Under the Flavian and later emperors, Romans took control and settled the region. They built a road network for military communications and movements, and improved protection from invading tribes using the re-entrant region to penetrate into Roman Gaul provinces. Frontier fortifications (Limes) were constructed along a line running Rheinbrohl—Arnsburg—Inheiden—Schierenhof—Gunzenhausen—Pförring (Limes Germanicus).
Romans controlled the Agri Decumates region until the mid-3rd century, when the emperor Gallienus (259-260) evacuated it before the invading Alemanni and the secession of much of the Western Roman Empire under the "usurper and ruler" Postumus.

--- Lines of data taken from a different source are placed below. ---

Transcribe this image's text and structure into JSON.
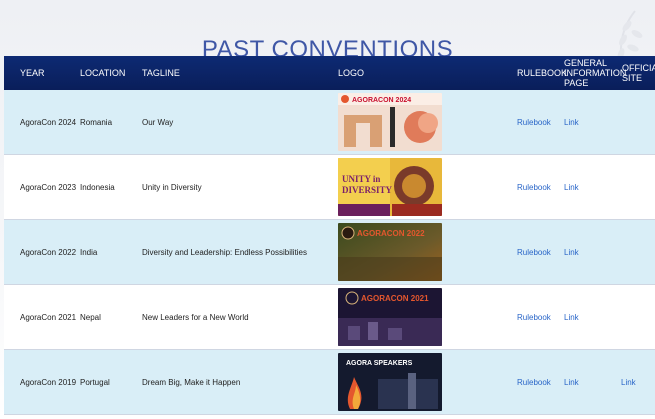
{
  "page": {
    "title": "PAST CONVENTIONS"
  },
  "table": {
    "headers": {
      "year": "YEAR",
      "location": "LOCATION",
      "tagline": "TAGLINE",
      "logo": "LOGO",
      "rulebook": "RULEBOOK",
      "general_info": "GENERAL INFORMATION PAGE",
      "official_site": "OFFICIAL SITE"
    },
    "rows": [
      {
        "year": "AgoraCon 2024",
        "location": "Romania",
        "tagline": "Our Way",
        "rulebook": "Rulebook",
        "info": "Link",
        "site": "",
        "logo_text": "AGORACON 2024"
      },
      {
        "year": "AgoraCon 2023",
        "location": "Indonesia",
        "tagline": "Unity in Diversity",
        "rulebook": "Rulebook",
        "info": "Link",
        "site": "",
        "logo_text": "UNITY in DIVERSITY"
      },
      {
        "year": "AgoraCon 2022",
        "location": "India",
        "tagline": "Diversity and Leadership: Endless Possibilities",
        "rulebook": "Rulebook",
        "info": "Link",
        "site": "",
        "logo_text": "AGORACON 2022"
      },
      {
        "year": "AgoraCon 2021",
        "location": "Nepal",
        "tagline": "New Leaders for a New World",
        "rulebook": "Rulebook",
        "info": "Link",
        "site": "",
        "logo_text": "AGORACON 2021"
      },
      {
        "year": "AgoraCon 2019",
        "location": "Portugal",
        "tagline": "Dream Big, Make it Happen",
        "rulebook": "Rulebook",
        "info": "Link",
        "site": "Link",
        "logo_text": "AGORA SPEAKERS"
      }
    ]
  },
  "colors": {
    "header_bg": "#0d2a73",
    "title": "#3f57a6",
    "row_alt": "#d9eef7",
    "link": "#2a66c8"
  }
}
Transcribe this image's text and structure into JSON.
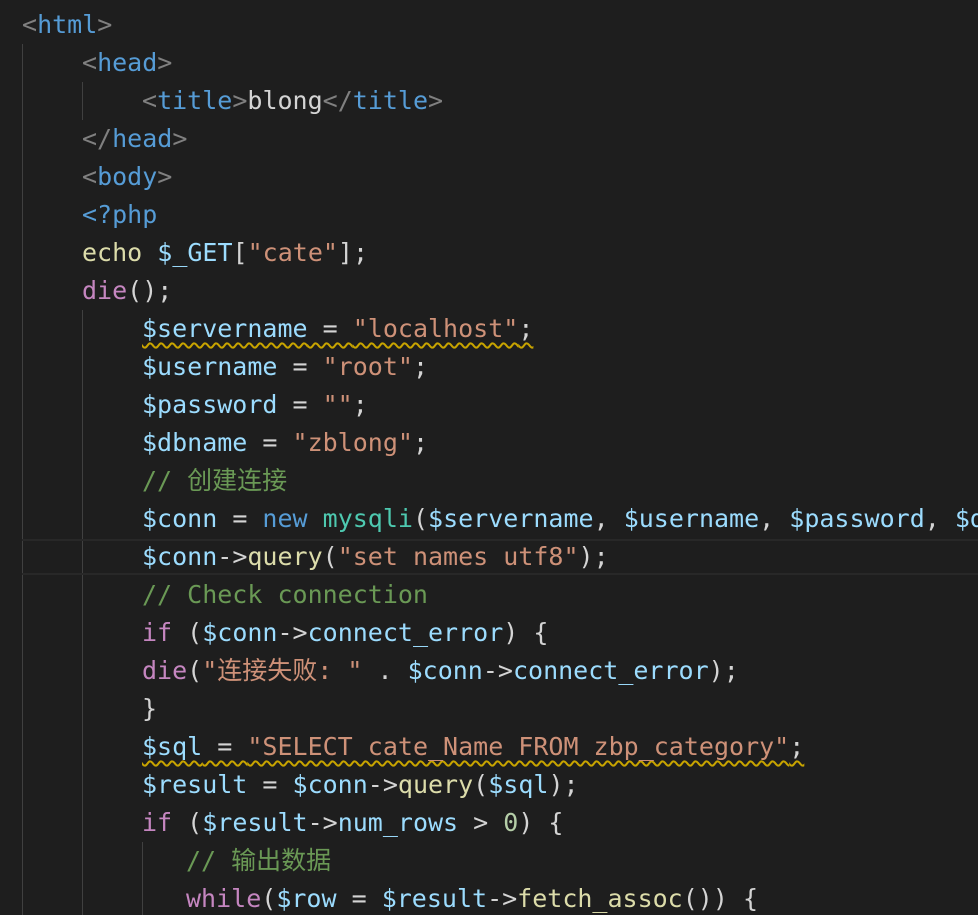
{
  "editor": {
    "theme_colors": {
      "background": "#1e1e1e",
      "tag": "#569cd6",
      "string": "#ce9178",
      "variable": "#9cdcfe",
      "function": "#dcdcaa",
      "keyword": "#c586c0",
      "comment": "#6a9955",
      "class": "#4ec9b0",
      "number": "#b5cea8",
      "warning_squiggle": "#c8a400"
    },
    "lines": [
      {
        "t": [
          [
            "tag-bracket",
            "<"
          ],
          [
            "tag-name",
            "html"
          ],
          [
            "tag-bracket",
            ">"
          ]
        ]
      },
      {
        "t": [
          [
            "tag-bracket",
            "<"
          ],
          [
            "tag-name",
            "head"
          ],
          [
            "tag-bracket",
            ">"
          ]
        ]
      },
      {
        "t": [
          [
            "tag-bracket",
            "<"
          ],
          [
            "tag-name",
            "title"
          ],
          [
            "tag-bracket",
            ">"
          ],
          [
            "text",
            "blong"
          ],
          [
            "tag-bracket",
            "</"
          ],
          [
            "tag-name",
            "title"
          ],
          [
            "tag-bracket",
            ">"
          ]
        ]
      },
      {
        "t": [
          [
            "tag-bracket",
            "</"
          ],
          [
            "tag-name",
            "head"
          ],
          [
            "tag-bracket",
            ">"
          ]
        ]
      },
      {
        "t": [
          [
            "tag-bracket",
            "<"
          ],
          [
            "tag-name",
            "body"
          ],
          [
            "tag-bracket",
            ">"
          ]
        ]
      },
      {
        "t": [
          [
            "php-tag",
            "<?php"
          ]
        ]
      },
      {
        "t": [
          [
            "fn",
            "echo"
          ],
          [
            "op",
            " "
          ],
          [
            "var",
            "$_GET"
          ],
          [
            "op",
            "["
          ],
          [
            "str",
            "\"cate\""
          ],
          [
            "op",
            "];"
          ]
        ]
      },
      {
        "t": [
          [
            "kw",
            "die"
          ],
          [
            "op",
            "();"
          ]
        ]
      },
      {
        "t": [
          [
            "var",
            "$servername"
          ],
          [
            "op",
            " = "
          ],
          [
            "str",
            "\"localhost\""
          ],
          [
            "op",
            ";"
          ]
        ]
      },
      {
        "t": [
          [
            "var",
            "$username"
          ],
          [
            "op",
            " = "
          ],
          [
            "str",
            "\"root\""
          ],
          [
            "op",
            ";"
          ]
        ]
      },
      {
        "t": [
          [
            "var",
            "$password"
          ],
          [
            "op",
            " = "
          ],
          [
            "str",
            "\"\""
          ],
          [
            "op",
            ";"
          ]
        ]
      },
      {
        "t": [
          [
            "var",
            "$dbname"
          ],
          [
            "op",
            " = "
          ],
          [
            "str",
            "\"zblong\""
          ],
          [
            "op",
            ";"
          ]
        ]
      },
      {
        "t": [
          [
            "comment",
            "// 创建连接"
          ]
        ]
      },
      {
        "t": [
          [
            "var",
            "$conn"
          ],
          [
            "op",
            " = "
          ],
          [
            "kw-blue",
            "new"
          ],
          [
            "op",
            " "
          ],
          [
            "type",
            "mysqli"
          ],
          [
            "op",
            "("
          ],
          [
            "var",
            "$servername"
          ],
          [
            "op",
            ", "
          ],
          [
            "var",
            "$username"
          ],
          [
            "op",
            ", "
          ],
          [
            "var",
            "$password"
          ],
          [
            "op",
            ", "
          ],
          [
            "var",
            "$d"
          ]
        ]
      },
      {
        "t": [
          [
            "var",
            "$conn"
          ],
          [
            "op",
            "->"
          ],
          [
            "fn",
            "query"
          ],
          [
            "op",
            "("
          ],
          [
            "str",
            "\"set names utf8\""
          ],
          [
            "op",
            ");"
          ]
        ]
      },
      {
        "t": [
          [
            "comment",
            "// Check connection"
          ]
        ]
      },
      {
        "t": [
          [
            "kw",
            "if"
          ],
          [
            "op",
            " ("
          ],
          [
            "var",
            "$conn"
          ],
          [
            "op",
            "->"
          ],
          [
            "var",
            "connect_error"
          ],
          [
            "op",
            ") {"
          ]
        ]
      },
      {
        "t": [
          [
            "kw",
            "die"
          ],
          [
            "op",
            "("
          ],
          [
            "str",
            "\"连接失败: \""
          ],
          [
            "op",
            " . "
          ],
          [
            "var",
            "$conn"
          ],
          [
            "op",
            "->"
          ],
          [
            "var",
            "connect_error"
          ],
          [
            "op",
            ");"
          ]
        ]
      },
      {
        "t": [
          [
            "op",
            "}"
          ]
        ]
      },
      {
        "t": [
          [
            "var",
            "$sql"
          ],
          [
            "op",
            " = "
          ],
          [
            "str",
            "\"SELECT cate_Name FROM zbp_category\""
          ],
          [
            "op",
            ";"
          ]
        ]
      },
      {
        "t": [
          [
            "var",
            "$result"
          ],
          [
            "op",
            " = "
          ],
          [
            "var",
            "$conn"
          ],
          [
            "op",
            "->"
          ],
          [
            "fn",
            "query"
          ],
          [
            "op",
            "("
          ],
          [
            "var",
            "$sql"
          ],
          [
            "op",
            ");"
          ]
        ]
      },
      {
        "t": [
          [
            "kw",
            "if"
          ],
          [
            "op",
            " ("
          ],
          [
            "var",
            "$result"
          ],
          [
            "op",
            "->"
          ],
          [
            "var",
            "num_rows"
          ],
          [
            "op",
            " > "
          ],
          [
            "num",
            "0"
          ],
          [
            "op",
            ") {"
          ]
        ]
      },
      {
        "t": [
          [
            "comment",
            "// 输出数据"
          ]
        ]
      },
      {
        "t": [
          [
            "kw",
            "while"
          ],
          [
            "op",
            "("
          ],
          [
            "var",
            "$row"
          ],
          [
            "op",
            " = "
          ],
          [
            "var",
            "$result"
          ],
          [
            "op",
            "->"
          ],
          [
            "fn",
            "fetch_assoc"
          ],
          [
            "op",
            "()) {"
          ]
        ]
      }
    ]
  }
}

The Emperor Aurelian (AD 270-275) may have had the region briefly reoccupied during the Roman resurgence of the late 3rd century under the so-called "military" emperors. Even if this did occur, re-establishment of Roman rule was brief. After the Emperor Probus' death (282), the region was finally given up and the Alemanni took control. Germanic peoples have continuously inhabited the region since then. However, Roman settlements were not immediately abandoned. There is evidence the Roman way of life continued well into the 5th century, much as Roman patterns continued in neighboring Gaul long after the Western Roman Empire's collapse.
J. G. F. Hind has suggested the former Roman inhabitants of the Agri Decumates were to be found from the later 3rd to the 5th centuries in the Decem Pagi— also "ten cantons"— having transferred west of the Rhine, to the region between the Rhine and the Saar, between Mainz and Metz.

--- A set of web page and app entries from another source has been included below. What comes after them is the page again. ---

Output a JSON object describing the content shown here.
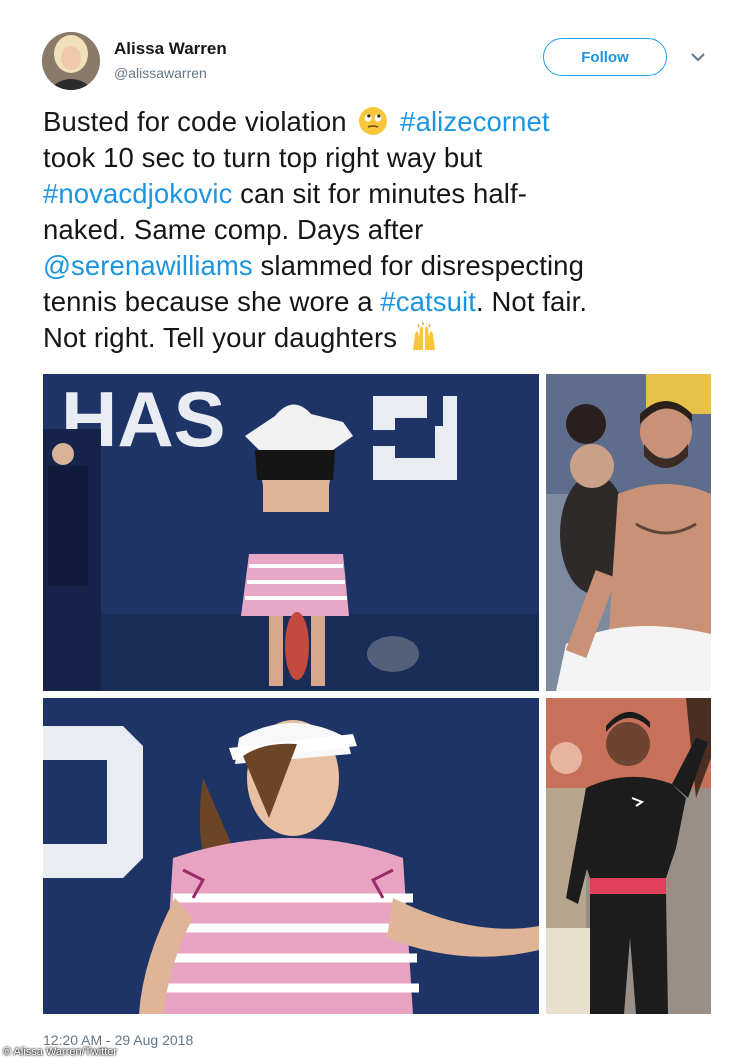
{
  "author": {
    "name": "Alissa Warren",
    "handle": "@alissawarren"
  },
  "follow_label": "Follow",
  "tweet": {
    "line1": {
      "text": "Busted for code violation",
      "tag": "#alizecornet"
    },
    "line2": "took 10 sec to turn top right way but",
    "line3": {
      "tag": "#novacdjokovic",
      "text": " can sit for minutes half-"
    },
    "line4": "naked. Same comp. Days after",
    "line5": {
      "tag": "@serenawilliams",
      "text": " slammed for disrespecting"
    },
    "line6": {
      "pre": "tennis because she wore a ",
      "tag": "#catsuit",
      "post": ". Not fair."
    },
    "line7": "Not right. Tell your daughters"
  },
  "icons": [
    "avatar",
    "chevron-down-icon",
    "eye-roll-emoji",
    "raised-hands-emoji"
  ],
  "banner_letters": "HAS",
  "timestamp": "12:20 AM - 29 Aug 2018",
  "credit": "© Alissa Warren/Twitter",
  "colors": {
    "link": "#1b95e0",
    "follow_border": "#1da1f2",
    "secondary": "#657786",
    "court_blue": "#1e3466"
  }
}
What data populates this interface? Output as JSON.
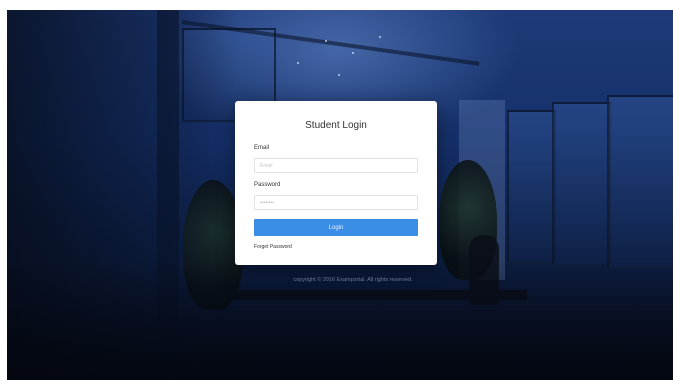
{
  "login": {
    "title": "Student Login",
    "email_label": "Email",
    "email_placeholder": "Email",
    "password_label": "Password",
    "password_value": "••••••••",
    "login_button": "Login",
    "forgot_password": "Forget Password"
  },
  "footer": {
    "copyright": "copyright © 2016 Examportal. All rights reserved."
  },
  "colors": {
    "button": "#3a8ee6",
    "background": "#15306a",
    "card": "#ffffff"
  }
}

- M. Grant, A Guide to the Ancient World, p. 17
- Tac. Ger. 29.
- J. G. F. Hind, "Whatever Happened to the 'Agri Decumates'?" p. 188, where he links it to the Old Irish dechmad.
- Smith, William (1854), Dictionary of Greek and Roman Geography
- L. de Blois, The Policy of the Emperor Gallienus, p. 5, 250
- D. Geuenich, Geschichte der Alemannen, p. 23
- J. G. F. Hind, "Whatever Happened to the 'Agri Decumates'?", p. 189ff.
- Lukas, de Blois (1976), The Policy of the Emperor Gallienus, Leiden: E. J. Brill, ISBN 90-04-04508-2
- Geuenich, Dieter (1997), Geschichte der Alemannen (in German), Stuttgart: Kohlhammer, ISBN 3-17-012095-6
- Grant, Michael (1986), A Guide to the Ancient World: A Dictionary of Classical Place Names, New York: H. W. Wilson, ISBN 0-7607-4134-4
- Hind, J. G. F. (1984), "Whatever Happened to the 'Agri Decumates'?", Britannia, 5, pp. 187–192
- Strayer, Joseph R. (1982), Dictionary of the Middle Ages, 1, New York: Scribner, ISBN 0-684-18276-9
- Jankuhn, Herbert; Beck, Heinrich (eds.) (1984), Reallexikon der germanischen Altertumskunde, 5, Berlin: de Gruyter, ISBN 3-11-009635-8CS1 maint: Extra text: authors list (link)
- Syme, Ronald (ed.) (1958), Tacitus, 1, Oxford: Clarendon PressCS1 maint: Extra text: authors list (link)